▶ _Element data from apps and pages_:
——

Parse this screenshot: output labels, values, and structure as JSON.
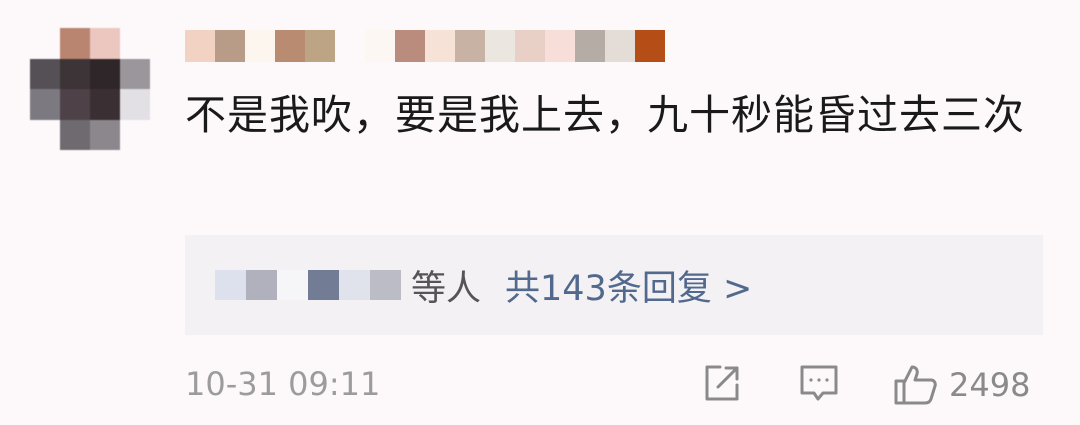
{
  "comment": {
    "avatar_colors": [
      "#fdf9fb",
      "#b98470",
      "#ecc7c0",
      "#fdf9fb",
      "#555055",
      "#3c3437",
      "#2e2628",
      "#9a969b",
      "#7c7a80",
      "#4e4148",
      "#3a3034",
      "#e2e0e4",
      "#fdf9fb",
      "#6e6a70",
      "#8c878d",
      "#fdf9fb"
    ],
    "username_colors": [
      "#f1d2c3",
      "#b89c87",
      "#fdf6ee",
      "#b98c72",
      "#bca484",
      "#fdf9fb",
      "#fdf7f3",
      "#b98c7e",
      "#f6e2d6",
      "#c8b2a4",
      "#ece6e0",
      "#e8d0c6",
      "#f8ded8",
      "#b6aca6",
      "#e4dcd6",
      "#b44d16"
    ],
    "text": "不是我吹，要是我上去，九十秒能昏过去三次",
    "replies": {
      "replier_colors": [
        "#dde0ed",
        "#b0b1bc",
        "#f6f5f8",
        "#737c95",
        "#e0e2ec",
        "#bcbcc7"
      ],
      "by_label": "等人",
      "link_label": "共143条回复 >"
    },
    "timestamp": "10-31 09:11",
    "actions": {
      "share_icon": "share-icon",
      "comment_icon": "comment-icon",
      "like_icon": "thumbs-up-icon",
      "like_count": "2498"
    },
    "colors": {
      "text": "#1a1a1a",
      "link": "#52698e",
      "meta": "#9c9c9c",
      "reply_bg": "#f3f1f4"
    }
  }
}
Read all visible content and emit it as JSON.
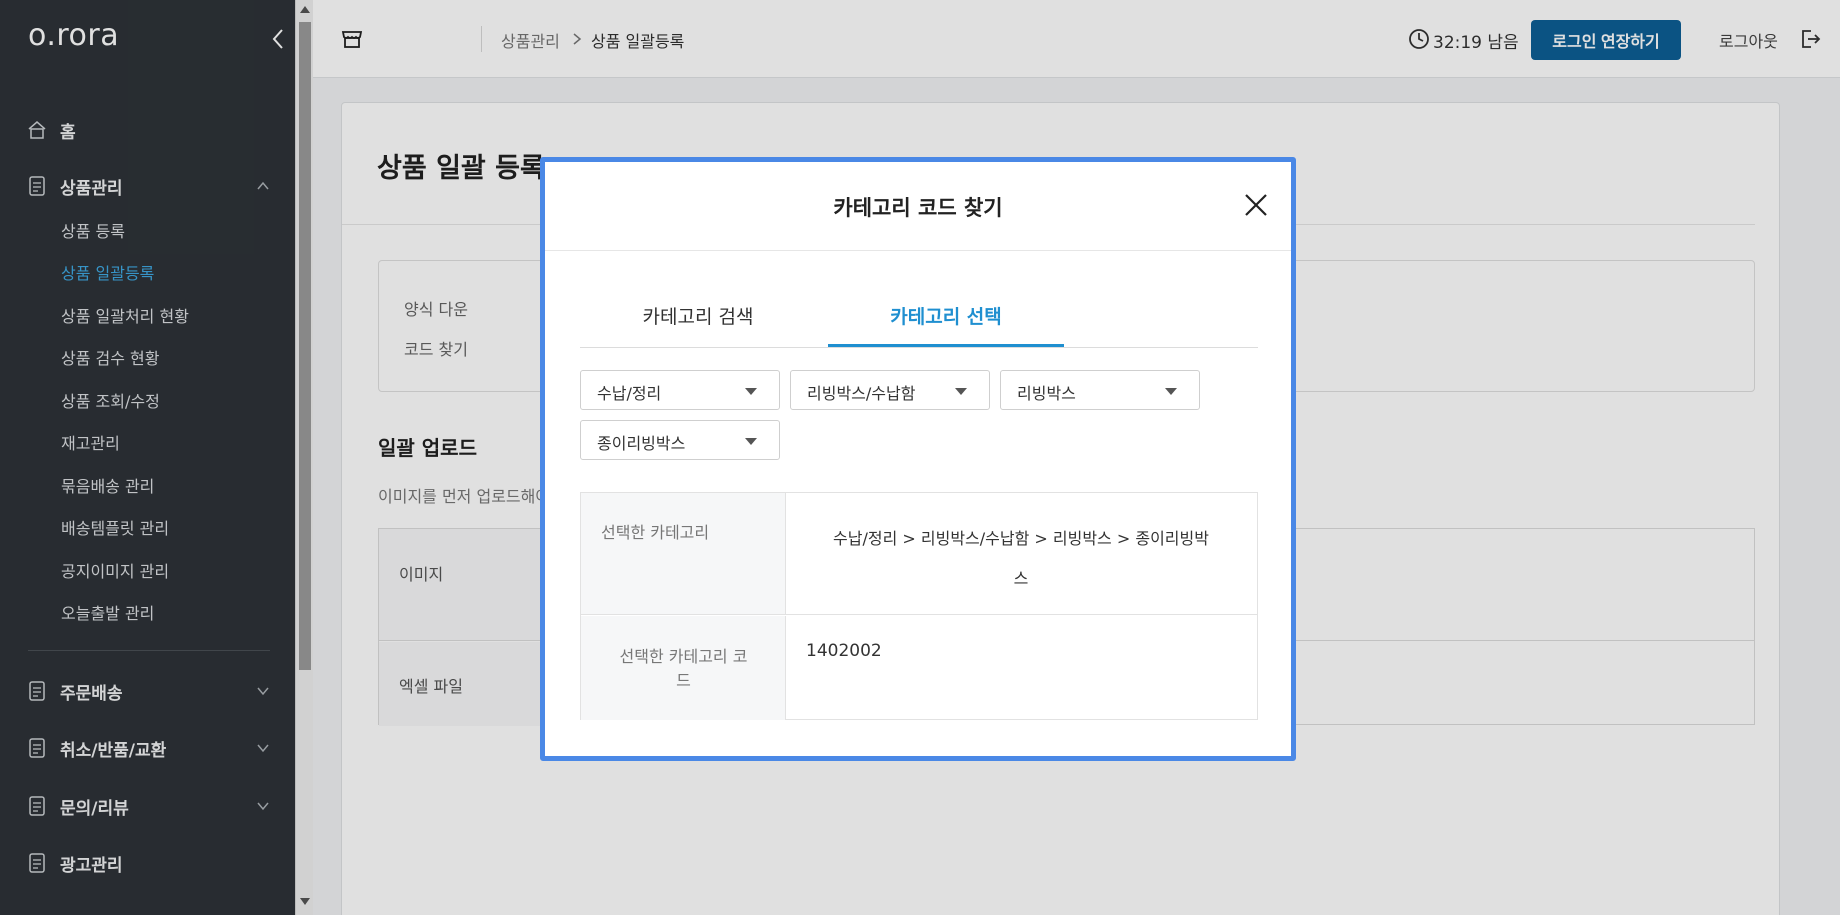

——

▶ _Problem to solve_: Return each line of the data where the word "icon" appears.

▶ _Reply to the task_:
      "share_icon": "share-icon",
      "comment_icon": "comment-icon",
      "like_icon": "thumbs-up-icon",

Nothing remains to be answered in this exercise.